It is dirty. Everyone fears to associate with it even when they have just excreted it because it smells. But little do they know that human waste is a source of wealth.
For five months now at Otangula Village, Ilera parish in Kole District, human waste also known as faecal sludge is a business venture to more than 50 youth while promoting sanitation and hygiene in their district.
Mr Jasper Obong, 30, says people have been using deep pit-latrines for on-site sanitation which is costly in terms of construction when the old ones get full.
“At our homes, we have been digging deep pits and these are expensive and pollute the water table. These deep pits cannot be emptied easily once they are full which requires construction of new one. But this has an impact on land usage but because of the cost, many households end up failing to construct a pit latrine,” says Mr Obong.
He explains that with the introduction of a decentralised faecal plant, they are now encouraging households to dig shallow pits to ease emptying and subsequently drying it and turn the faecal sludge into briquettes for fuel and fertilisers.
“We have embarked on sensitising people on the benefits of digging shallow pits because they are cheap to manage. You only need between Shs50,000 and Shs100,000 to empty the pit using a gulper compared close to Shs1 million required to dig and construct a new one,” narrates Mr Obong, a sales manager and member of a Lango-based community based organisation; Youth without Borders.
He says the fees include transportation from site to the faecal plant where sludge is separated from water and dried before being mixed with carbonated material to make charcoal briquettes. The water is then used for irrigating demonstration garden for farmers. He says a kilogramme of charcoal briquettes costs between Shs700 and Shs800.
“With the use of charcoal briquettes, a household saves upto 40 per cent of the fuel required. This reduces pressure on natural resources like vegetation in a home,” says Mr Obong.
Water for People with partners including Kole District authority, commissioned a faecal sludge treatment to improve sanitation and create business opportunities for the youth in the district.
The 10 cubic metre capacity facility comprises of sludge drying bed, a manual gulper that empties unlined pits, a tricycle and tanks for transporting the sludge.
Mr Osbert Atwijukye, a Sanihub Coordinator with Water for People- Uganda, says the initiative comes at a time when improved sanitation remains a challenge in the country where more than 90 per cent of the population uses on-site sanitation and most towns are completely non-sewered.
“Unfortunately, most of the latrines are not lined while others are dug very deep without giving due consideration to the water table. The major reason for use of substandard latrines is lack of access to affordable and reliable emptying and treatment facilities,” says Mr Atwijukye.

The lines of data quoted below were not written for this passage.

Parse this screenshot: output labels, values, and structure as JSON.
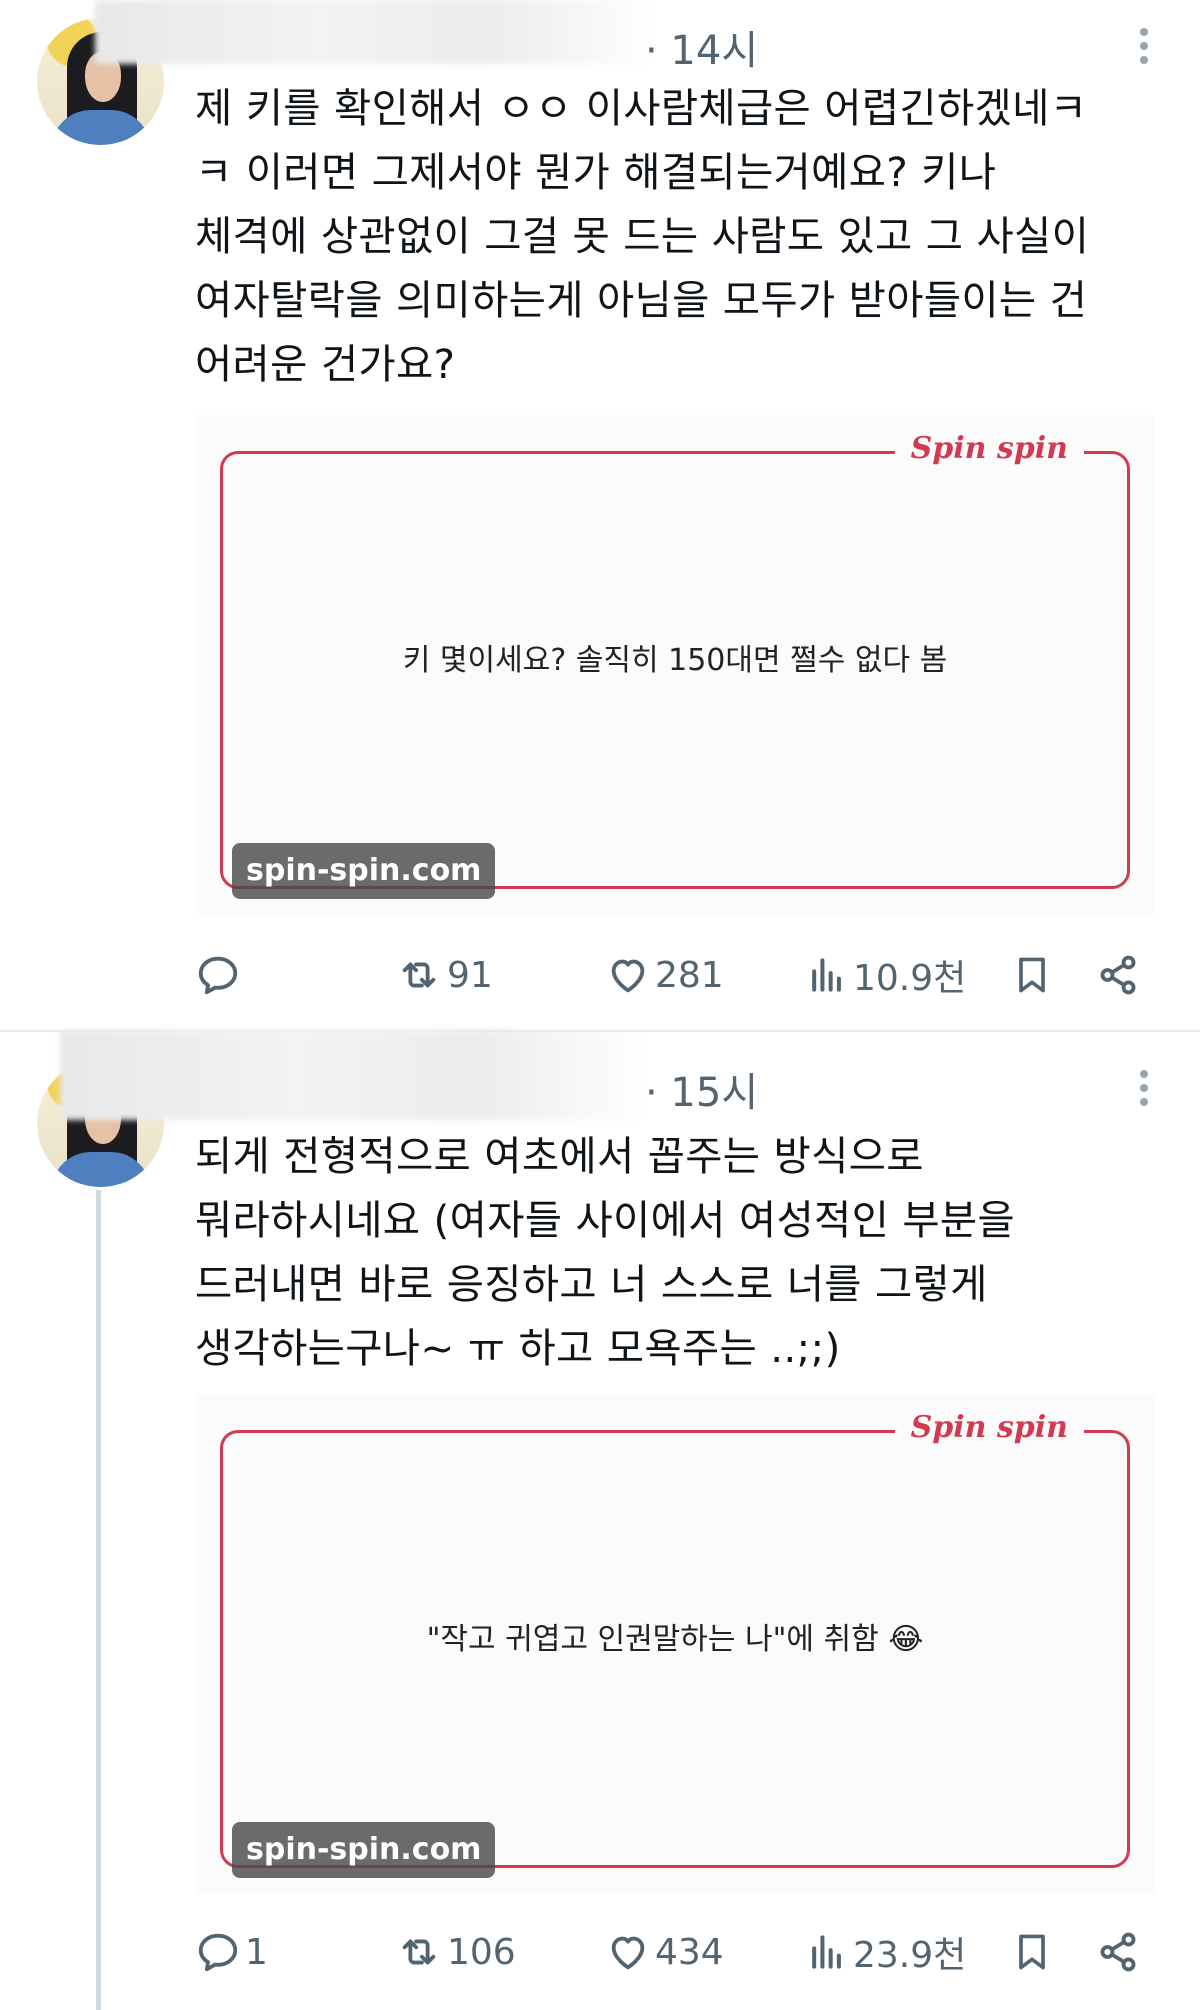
{
  "tweets": [
    {
      "time": "· 14시",
      "text": "제 키를 확인해서 ㅇㅇ 이사람체급은 어렵긴하겠네ㅋ\nㅋ 이러면 그제서야 뭔가 해결되는거예요? 키나\n체격에 상관없이 그걸 못 드는 사람도 있고 그 사실이\n여자탈락을 의미하는게 아님을 모두가 받아들이는 건\n어려운 건가요?",
      "card": {
        "logo": "Spin spin",
        "quote": "키 몇이세요? 솔직히 150대면 쩔수 없다 봄",
        "emoji": "",
        "domain": "spin-spin.com"
      },
      "actions": {
        "replies": "",
        "retweets": "91",
        "likes": "281",
        "views": "10.9천"
      }
    },
    {
      "time": "· 15시",
      "text": "되게 전형적으로 여초에서 꼽주는 방식으로\n뭐라하시네요 (여자들 사이에서 여성적인 부분을\n드러내면 바로 응징하고 너 스스로 너를 그렇게\n생각하는구나~ ㅠ 하고 모욕주는 ..;;)",
      "card": {
        "logo": "Spin spin",
        "quote": "\"작고 귀엽고 인권말하는 나\"에 취함",
        "emoji": "😂",
        "domain": "spin-spin.com"
      },
      "actions": {
        "replies": "1",
        "retweets": "106",
        "likes": "434",
        "views": "23.9천"
      }
    }
  ]
}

He says the district was selected to benefit from the project due to lack of a faecal sludge treatment plant, only relying on a few waste water stabilisation ponds in neighbouring Lira District.
Mr Atwijukye says the plant contributes to modern and drainable latrine facilities and reduces the costs for making new pit-latrines especially in schools.
“We expect the plant to improve pit emptying in the area, reduce illegal dumping of sludge and result in the preservation of water resources which are currently deteriorating because of poor management of sludge,” says Mr Atwijukye.
The decentralised faecal sludge treatment plant has also trained entrepreneurs in briquette making.
He says the appropriate business models will be applied to ensure sustainability of the business to reduce pressure on the natural resources.
“Sludge smells due to poor management when it is fresh or decomposing. But when it is dry, it does not once it is properly managed,” says Mr Atwijukye.
He says the Ministry has established a fully-fledged sanitation and sewerage Department to address the issues of urban sanitation.
Mr Steven Sugden, the sanitation global manager for Water for People, explains that turning waste into an income-generating activity is expected to improve the cost of living among the local people.